They worked on a 1950 Ford pickup truck that Melanie Griffith gave to Don Johnson as a gift. They were husband and wife for six months in 1976.
Harrison Ford jumped into an Auburn Speedster in Indiana Jones and the Temple of Doom movie. The Sturim family worked on that car preparing it for the 1984 movie.
A rare 1909 Johnson touring car was repaired by them. The Johnson Service Company of Milwaukee, Wisconsin produced cars and commercial vehicles from 1905-12.
They worked on a Ford V8-powered racecar, an entry for the 1935 Indianapolis 500. This was one of 10 Ford powered cars on hand at the speedway. Four qualified for the race, but mechanical issues forced all of them to retire early.
Besides the interest in older vehicles, Sturim related the history of his building and an item about Ottawa Street.
Dan Raymond opened a Harley Davidson dealership here in 1919. In 1922, he both organized the Muskegon Motorcycle Club and the first hill climb on Mount Garfield, where it continues to this day. Raymond sold the business to Jim Snell in 1958 and it became Snell Harley Davidson. In 2007, Hot-Rod Harley Davidson bought the franchise from Snell and ran their business at this location while their new building was being constructed as short distance away on Shoreline Drive. One of the old H-D signs from the building is on the showroom wall.
Sturim also said “Ottawa Street was once listed in the Guinness Book of World Records for having more gas stations in a one-mile stretch of roadway than anywhere else. I think the number was 18. Now there are none.”
On a phone call this day, Sturim told a woman his license restricts him from working on her 1977 Corvette, since it was newer than 1972. He then gave her the phone number of a repair shop he recommended. He had a large part in having this specific law enacted by the state of Michigan.
In 1994, an inspector from the Secretary of State’s office came to the shop Steve and Rick were running and told them to be classified as a Master Mechanic, he would have to pass a series of tests to be certified in many different areas. They were working on older cars which did not require training in electronics, fuel injection or computers, for instance, so Steve argued he did not need to train in these areas for the certification.
This led to him speaking with Senator Ken Sikkema about the problem. He then met with a Senate committee in Lansing at the capital. He fielded questions from senators and met with a smaller group to discuss issues. He had to make a second trip to Lansing, but the final result was the Secretary of State being able to issue licenses to people working on 1972 or older vehicles without requiring them to be proficient in subjects they will never encounter. Senator Bill Schuette told him he was glad to see someone as young as he was being active in politics, and thanked him for pointing out a problem they did not know existed.
When Governor John Engler signed the bill into law, in 1994, Sturim was 22 years old.
He no longer has to worry about appearing in congressional hearings, but he still has the spirit to do things the correct way in both auto repair and customer service.
As an authorized dealer for both So-Cal Speed Shop and Mooneyes, he plans to offer retail sales in the future.
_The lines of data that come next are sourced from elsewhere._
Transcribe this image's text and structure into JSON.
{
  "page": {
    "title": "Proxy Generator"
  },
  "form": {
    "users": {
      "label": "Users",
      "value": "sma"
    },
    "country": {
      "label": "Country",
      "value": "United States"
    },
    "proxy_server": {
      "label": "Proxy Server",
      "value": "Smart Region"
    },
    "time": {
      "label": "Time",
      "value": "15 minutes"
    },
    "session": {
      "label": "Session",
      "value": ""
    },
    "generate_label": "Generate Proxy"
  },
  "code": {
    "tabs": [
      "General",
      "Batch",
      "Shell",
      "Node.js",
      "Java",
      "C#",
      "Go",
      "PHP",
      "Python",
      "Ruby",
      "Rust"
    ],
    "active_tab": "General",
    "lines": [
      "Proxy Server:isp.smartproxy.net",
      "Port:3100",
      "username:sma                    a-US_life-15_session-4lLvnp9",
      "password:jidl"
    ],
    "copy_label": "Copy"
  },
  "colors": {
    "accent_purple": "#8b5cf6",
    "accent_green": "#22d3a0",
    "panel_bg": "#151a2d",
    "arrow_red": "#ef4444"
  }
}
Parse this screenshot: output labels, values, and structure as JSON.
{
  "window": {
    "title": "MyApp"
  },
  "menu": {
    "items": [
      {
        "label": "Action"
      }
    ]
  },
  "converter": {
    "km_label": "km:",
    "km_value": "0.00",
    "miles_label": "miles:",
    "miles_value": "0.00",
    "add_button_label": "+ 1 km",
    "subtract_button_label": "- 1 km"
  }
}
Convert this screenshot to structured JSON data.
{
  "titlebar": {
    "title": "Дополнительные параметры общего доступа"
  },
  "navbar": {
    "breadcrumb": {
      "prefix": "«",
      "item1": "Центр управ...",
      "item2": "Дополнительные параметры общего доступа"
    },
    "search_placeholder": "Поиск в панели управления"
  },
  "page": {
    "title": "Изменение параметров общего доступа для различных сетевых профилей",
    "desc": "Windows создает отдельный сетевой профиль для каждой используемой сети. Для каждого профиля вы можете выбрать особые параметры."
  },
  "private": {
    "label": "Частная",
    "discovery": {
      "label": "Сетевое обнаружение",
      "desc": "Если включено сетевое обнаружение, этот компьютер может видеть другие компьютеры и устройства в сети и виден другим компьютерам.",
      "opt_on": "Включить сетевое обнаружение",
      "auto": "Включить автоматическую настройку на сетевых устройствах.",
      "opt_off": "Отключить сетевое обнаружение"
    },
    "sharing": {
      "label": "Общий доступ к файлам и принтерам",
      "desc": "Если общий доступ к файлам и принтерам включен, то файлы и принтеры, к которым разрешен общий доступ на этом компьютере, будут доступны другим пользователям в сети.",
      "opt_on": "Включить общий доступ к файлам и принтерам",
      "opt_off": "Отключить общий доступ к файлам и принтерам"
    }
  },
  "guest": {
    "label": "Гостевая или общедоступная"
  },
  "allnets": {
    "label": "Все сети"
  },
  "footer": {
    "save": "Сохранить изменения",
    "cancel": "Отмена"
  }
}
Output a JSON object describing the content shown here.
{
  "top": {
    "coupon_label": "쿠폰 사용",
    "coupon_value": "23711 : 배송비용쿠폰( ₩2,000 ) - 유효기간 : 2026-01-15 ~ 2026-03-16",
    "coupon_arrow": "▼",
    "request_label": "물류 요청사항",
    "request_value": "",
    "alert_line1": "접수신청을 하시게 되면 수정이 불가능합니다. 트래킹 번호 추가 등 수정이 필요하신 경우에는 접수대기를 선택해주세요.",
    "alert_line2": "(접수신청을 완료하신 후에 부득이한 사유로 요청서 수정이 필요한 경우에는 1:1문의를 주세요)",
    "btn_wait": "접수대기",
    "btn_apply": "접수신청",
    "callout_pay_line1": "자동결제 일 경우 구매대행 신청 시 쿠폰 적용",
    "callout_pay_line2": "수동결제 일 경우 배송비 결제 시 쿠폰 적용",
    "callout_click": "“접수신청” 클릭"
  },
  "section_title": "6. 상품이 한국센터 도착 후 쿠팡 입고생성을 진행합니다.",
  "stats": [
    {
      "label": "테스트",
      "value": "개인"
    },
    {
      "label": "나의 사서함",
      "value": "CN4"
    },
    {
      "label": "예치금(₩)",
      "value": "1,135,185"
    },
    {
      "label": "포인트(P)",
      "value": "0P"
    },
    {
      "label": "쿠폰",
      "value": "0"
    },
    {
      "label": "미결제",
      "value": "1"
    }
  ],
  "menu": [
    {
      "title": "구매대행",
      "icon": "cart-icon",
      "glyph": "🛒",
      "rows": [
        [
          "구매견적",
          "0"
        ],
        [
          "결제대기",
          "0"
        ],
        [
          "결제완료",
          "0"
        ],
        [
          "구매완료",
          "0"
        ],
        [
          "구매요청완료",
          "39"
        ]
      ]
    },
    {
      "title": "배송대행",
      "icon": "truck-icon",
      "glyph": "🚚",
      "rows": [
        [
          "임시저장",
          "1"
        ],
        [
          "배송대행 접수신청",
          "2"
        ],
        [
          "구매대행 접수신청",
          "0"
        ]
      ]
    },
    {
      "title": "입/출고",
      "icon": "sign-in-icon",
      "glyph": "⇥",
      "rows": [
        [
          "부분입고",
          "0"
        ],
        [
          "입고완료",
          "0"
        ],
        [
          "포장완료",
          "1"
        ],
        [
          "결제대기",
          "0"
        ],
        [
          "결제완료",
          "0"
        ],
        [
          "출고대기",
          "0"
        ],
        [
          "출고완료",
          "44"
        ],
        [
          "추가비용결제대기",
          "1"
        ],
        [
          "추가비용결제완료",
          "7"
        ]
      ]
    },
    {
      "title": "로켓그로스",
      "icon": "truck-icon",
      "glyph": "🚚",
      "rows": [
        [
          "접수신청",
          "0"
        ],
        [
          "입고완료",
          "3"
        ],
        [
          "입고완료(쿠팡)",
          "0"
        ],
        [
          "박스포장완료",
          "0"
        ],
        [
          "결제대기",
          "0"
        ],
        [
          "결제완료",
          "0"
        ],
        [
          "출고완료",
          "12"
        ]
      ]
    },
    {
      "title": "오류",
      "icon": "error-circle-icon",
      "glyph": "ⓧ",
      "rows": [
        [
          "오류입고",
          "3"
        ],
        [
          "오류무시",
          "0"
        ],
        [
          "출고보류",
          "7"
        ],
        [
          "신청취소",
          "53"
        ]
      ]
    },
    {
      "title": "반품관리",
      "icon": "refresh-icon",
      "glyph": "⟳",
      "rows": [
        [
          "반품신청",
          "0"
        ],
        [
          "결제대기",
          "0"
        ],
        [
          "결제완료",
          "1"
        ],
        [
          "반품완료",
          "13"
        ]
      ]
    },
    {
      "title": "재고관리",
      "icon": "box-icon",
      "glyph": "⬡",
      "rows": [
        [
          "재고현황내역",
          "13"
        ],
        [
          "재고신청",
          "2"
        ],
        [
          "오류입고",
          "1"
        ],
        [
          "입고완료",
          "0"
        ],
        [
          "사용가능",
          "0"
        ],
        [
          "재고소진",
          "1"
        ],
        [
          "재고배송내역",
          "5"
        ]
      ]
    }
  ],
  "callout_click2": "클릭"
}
After repairs are done, he will also have a vintage coin-operated motorcycle ride for youngsters. Older customers can reminisce while looking at memorabilia filled display cases including many items not related to automobiles. A special 1966 Harley-Davidson Sportster is parked in the showroom. It was purchased at this location 57 years ago. The original owner decided it was the perfect spot for the bike and donated it to Sturim.
For more information on Steve’s Antique Auto Repair, contact him at 616-538-0441 or [email protected].